pursuit which can bring pleasures and enlightenment of many kinds. The
bookplate, though a minor, often little considered graphic art form, has
nevertheless had considerable appeal for art lovers and collectors.
Fridolf Johnson, from A Treasury of Bookplates
The Rare Books and Special Collections Division includes among its many
collections the Philippe Masson Collection of Ex Libris comprising
of approximately 4500 bookplates, of which, three thousand are Canadian in origin.
This unique collection represents a
wide range of book ownership reflecting institutions, book sellers, and
individuals (it is worth noting that there are over one hundred examples
of bookplates from Canadian libraries). Moreover, the chronological coverage
dates to more than a century from the early 19th century and continuing
to the beginning of the Second World War. Bookplate design is a minor,
but important form of graphic design and, among the Canadian bookplates, many well-known
Canadian artists are represented
in the Masson collection including J.E.H. MacDonald, his son Thoreau MacDonald,
Jean-Paul Lemieux, and W.F.G. Godfrey.
Although the study of bookplates may seem trivial, or, for that matter
an esoteric subject, at first, glance, in fact they reveal a great deal
about our book-centred culture. Bookplates not only denote ownership,
and can also help to protect against theft. For many institutions, bookplates
possess an iconographic or emblematic value reflecting the values of the
institution. As well, within an institutional setting, bookplates are
often used to acknowledge individual collections, gifts and bequests.
Finally, for the individual the bookplate is a powerful symbol of possession
and a love of books.
The Masson collection reflects range and scope of the art of the bookplate
design, mirroring period styles and incorporating the owners personal
tastes and pursuits. References to heraldry, literature, nature and art
To date the Philipe Masson bookplate project has evolved in two stages.
Since 1996 the Rare Books and Special Collections Division has been fortunate
in having a dedicated volunteer undertake the first of what was envisioned
as a three phase project to provide access to digital surrogates of the
collection. The first phase of the project was the physical organization
of the collection; the second phase was the entering of bookplates into
a database that will enable researchers to search the collection from
an number of different access points. The final phase now completed is

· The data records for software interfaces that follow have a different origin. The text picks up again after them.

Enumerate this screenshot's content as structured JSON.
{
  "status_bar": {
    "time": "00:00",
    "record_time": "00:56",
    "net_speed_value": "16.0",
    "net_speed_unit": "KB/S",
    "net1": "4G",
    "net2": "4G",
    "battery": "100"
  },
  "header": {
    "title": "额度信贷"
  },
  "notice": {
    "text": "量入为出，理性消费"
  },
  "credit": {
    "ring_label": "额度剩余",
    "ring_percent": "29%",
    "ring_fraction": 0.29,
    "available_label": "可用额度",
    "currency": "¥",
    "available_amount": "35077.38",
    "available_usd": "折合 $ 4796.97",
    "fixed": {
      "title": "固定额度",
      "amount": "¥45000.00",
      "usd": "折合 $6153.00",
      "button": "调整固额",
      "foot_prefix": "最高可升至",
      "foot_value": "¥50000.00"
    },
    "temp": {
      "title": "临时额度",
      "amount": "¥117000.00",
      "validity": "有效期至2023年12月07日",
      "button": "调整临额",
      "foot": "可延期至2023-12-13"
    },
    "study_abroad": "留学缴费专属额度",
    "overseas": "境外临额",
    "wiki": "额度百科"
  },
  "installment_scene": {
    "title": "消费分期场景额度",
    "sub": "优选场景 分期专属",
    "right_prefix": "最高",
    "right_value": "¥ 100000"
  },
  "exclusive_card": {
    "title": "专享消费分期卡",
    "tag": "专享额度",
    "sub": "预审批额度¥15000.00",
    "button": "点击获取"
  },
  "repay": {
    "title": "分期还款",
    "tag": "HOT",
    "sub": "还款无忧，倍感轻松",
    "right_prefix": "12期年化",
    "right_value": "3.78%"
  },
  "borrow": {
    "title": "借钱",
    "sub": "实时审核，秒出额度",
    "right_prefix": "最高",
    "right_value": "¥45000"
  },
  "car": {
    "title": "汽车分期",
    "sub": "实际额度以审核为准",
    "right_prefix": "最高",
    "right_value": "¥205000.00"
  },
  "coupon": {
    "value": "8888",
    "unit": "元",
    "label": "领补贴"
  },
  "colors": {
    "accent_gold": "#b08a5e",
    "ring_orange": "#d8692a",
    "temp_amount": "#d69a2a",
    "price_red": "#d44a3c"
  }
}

the scanning of the Masson collection for which we have created a set
archival images and web-based images. Thus researchers will be able to
perform a search in the database and view the associated bookplate.
Although Philippe Masson died prematurely, we hope that this scholarly
site will honour his collection and its importance for the study of the
book and print culture in general.
Digital Collections Librarian